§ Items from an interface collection
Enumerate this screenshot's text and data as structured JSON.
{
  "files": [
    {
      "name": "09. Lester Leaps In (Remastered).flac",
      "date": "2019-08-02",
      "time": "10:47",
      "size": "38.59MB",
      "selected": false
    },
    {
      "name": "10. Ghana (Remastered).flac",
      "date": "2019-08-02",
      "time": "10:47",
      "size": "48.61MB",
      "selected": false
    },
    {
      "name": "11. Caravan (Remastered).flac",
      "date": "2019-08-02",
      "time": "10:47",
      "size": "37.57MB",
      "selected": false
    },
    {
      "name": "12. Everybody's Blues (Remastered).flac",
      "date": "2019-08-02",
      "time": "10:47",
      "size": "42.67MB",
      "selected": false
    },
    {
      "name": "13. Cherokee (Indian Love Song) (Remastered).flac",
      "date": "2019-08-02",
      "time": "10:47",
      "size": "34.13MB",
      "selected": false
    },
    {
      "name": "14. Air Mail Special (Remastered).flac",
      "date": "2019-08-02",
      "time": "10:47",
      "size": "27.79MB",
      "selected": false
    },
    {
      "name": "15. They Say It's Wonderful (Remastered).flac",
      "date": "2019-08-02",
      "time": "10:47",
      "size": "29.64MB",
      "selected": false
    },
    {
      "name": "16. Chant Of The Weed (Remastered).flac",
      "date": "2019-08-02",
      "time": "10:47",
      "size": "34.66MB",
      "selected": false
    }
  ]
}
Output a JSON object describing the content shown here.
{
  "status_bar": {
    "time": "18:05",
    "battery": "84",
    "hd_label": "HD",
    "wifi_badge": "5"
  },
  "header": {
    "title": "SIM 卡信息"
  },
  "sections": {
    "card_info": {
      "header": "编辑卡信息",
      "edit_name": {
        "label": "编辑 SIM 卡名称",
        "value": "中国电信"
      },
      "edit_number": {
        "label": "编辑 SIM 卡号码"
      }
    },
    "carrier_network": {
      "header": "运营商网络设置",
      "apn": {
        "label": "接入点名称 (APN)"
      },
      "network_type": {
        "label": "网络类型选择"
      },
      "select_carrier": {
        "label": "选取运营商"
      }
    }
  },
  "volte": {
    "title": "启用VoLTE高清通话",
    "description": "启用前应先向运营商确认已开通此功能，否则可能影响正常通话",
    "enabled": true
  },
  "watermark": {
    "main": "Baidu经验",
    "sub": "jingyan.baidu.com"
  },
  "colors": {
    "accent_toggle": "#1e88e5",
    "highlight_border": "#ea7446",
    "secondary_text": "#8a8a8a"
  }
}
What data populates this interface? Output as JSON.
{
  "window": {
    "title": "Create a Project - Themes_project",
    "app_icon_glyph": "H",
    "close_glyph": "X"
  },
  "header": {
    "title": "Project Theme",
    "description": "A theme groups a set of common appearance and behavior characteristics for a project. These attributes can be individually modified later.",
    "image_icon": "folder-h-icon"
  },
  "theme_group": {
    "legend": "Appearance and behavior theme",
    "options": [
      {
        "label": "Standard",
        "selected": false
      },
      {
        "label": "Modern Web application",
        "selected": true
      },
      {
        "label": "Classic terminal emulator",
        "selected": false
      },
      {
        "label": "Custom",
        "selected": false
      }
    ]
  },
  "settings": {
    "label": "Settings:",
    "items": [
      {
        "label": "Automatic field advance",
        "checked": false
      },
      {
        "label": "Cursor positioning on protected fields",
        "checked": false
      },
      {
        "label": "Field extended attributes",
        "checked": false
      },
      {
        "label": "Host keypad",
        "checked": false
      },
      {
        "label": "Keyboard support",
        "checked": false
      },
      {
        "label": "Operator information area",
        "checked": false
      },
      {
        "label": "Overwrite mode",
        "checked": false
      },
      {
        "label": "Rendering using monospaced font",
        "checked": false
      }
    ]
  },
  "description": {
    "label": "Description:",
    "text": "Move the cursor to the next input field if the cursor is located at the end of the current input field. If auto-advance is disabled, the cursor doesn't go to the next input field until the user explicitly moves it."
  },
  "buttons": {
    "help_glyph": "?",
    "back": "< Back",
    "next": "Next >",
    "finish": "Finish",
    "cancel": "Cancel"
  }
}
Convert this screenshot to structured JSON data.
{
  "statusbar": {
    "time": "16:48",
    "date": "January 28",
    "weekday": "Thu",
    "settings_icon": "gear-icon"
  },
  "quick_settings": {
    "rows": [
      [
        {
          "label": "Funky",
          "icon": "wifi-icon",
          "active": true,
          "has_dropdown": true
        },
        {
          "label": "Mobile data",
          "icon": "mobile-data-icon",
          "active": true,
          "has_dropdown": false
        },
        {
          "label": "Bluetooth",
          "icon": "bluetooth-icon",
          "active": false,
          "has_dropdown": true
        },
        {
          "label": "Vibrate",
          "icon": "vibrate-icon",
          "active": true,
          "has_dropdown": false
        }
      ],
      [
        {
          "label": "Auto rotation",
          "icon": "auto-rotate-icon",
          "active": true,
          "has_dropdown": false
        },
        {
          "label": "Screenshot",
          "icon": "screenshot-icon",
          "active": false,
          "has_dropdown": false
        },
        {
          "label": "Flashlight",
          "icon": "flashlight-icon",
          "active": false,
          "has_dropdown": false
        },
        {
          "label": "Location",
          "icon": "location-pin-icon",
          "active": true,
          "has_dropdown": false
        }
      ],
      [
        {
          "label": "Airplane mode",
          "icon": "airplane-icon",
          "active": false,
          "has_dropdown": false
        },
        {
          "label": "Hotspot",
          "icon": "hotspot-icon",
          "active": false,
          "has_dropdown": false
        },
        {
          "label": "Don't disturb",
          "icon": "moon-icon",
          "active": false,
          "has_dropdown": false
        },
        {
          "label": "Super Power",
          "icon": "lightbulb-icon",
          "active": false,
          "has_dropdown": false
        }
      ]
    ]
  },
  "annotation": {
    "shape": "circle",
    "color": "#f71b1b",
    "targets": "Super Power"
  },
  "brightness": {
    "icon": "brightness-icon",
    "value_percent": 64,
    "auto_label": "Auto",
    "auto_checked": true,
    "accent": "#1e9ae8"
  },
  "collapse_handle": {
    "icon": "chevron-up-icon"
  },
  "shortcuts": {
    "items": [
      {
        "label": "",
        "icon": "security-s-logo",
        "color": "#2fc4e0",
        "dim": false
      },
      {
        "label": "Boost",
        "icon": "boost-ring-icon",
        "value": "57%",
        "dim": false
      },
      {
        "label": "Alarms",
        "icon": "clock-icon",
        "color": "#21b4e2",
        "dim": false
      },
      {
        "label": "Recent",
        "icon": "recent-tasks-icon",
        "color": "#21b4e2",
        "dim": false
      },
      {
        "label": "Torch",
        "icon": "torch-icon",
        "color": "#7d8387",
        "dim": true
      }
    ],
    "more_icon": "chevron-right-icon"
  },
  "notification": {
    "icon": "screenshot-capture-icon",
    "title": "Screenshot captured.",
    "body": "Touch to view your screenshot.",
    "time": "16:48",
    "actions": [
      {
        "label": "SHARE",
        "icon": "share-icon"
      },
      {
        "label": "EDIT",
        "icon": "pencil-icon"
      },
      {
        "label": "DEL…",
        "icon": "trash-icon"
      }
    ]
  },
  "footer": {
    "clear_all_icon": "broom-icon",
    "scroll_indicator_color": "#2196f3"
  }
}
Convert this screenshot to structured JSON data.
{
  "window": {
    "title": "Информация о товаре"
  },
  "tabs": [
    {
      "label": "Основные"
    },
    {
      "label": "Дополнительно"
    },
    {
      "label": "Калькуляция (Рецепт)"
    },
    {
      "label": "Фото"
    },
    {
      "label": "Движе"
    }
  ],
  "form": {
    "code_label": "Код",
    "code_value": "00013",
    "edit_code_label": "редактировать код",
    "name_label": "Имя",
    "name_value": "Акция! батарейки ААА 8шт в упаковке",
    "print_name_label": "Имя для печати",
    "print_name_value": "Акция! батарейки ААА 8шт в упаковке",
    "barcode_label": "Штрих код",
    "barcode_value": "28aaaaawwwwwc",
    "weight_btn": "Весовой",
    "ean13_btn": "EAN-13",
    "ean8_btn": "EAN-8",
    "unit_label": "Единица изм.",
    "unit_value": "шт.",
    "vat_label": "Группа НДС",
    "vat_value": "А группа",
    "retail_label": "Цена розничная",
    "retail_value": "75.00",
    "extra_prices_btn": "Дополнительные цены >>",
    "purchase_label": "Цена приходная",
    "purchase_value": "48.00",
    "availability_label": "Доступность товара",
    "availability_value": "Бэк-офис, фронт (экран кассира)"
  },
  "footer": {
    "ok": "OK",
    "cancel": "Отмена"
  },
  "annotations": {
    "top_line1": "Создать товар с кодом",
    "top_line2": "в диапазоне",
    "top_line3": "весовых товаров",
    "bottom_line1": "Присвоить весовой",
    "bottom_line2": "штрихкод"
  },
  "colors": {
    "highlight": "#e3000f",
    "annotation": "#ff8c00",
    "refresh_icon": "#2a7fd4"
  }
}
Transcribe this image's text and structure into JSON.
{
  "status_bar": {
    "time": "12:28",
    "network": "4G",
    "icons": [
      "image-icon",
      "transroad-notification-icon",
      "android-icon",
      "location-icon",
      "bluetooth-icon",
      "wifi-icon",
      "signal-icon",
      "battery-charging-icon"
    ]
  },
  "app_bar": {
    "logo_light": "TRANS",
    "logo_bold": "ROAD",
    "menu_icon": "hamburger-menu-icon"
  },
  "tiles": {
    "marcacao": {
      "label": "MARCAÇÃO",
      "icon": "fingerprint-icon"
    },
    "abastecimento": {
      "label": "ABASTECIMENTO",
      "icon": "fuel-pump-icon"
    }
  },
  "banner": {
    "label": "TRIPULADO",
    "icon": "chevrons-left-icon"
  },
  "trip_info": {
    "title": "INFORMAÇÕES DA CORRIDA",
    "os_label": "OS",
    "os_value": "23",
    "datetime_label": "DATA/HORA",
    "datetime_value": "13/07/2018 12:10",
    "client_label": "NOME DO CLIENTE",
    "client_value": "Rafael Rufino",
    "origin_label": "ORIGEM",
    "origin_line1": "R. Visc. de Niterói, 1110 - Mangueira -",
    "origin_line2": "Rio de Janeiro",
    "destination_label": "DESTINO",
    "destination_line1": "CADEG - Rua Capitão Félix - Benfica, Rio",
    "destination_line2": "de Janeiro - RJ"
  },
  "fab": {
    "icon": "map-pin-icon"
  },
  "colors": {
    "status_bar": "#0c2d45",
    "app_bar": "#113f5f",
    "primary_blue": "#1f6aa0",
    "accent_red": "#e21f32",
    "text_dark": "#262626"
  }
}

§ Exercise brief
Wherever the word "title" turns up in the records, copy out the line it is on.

§ Exercise output
    "title": "SIM 卡信息"
    "title": "启用VoLTE高清通话",
    "title": "Create a Project - Themes_project",
    "title": "Project Theme",
    "title": "Screenshot captured.",
    "title": "Информация о товаре"
    "title": "INFORMAÇÕES DA CORRIDA",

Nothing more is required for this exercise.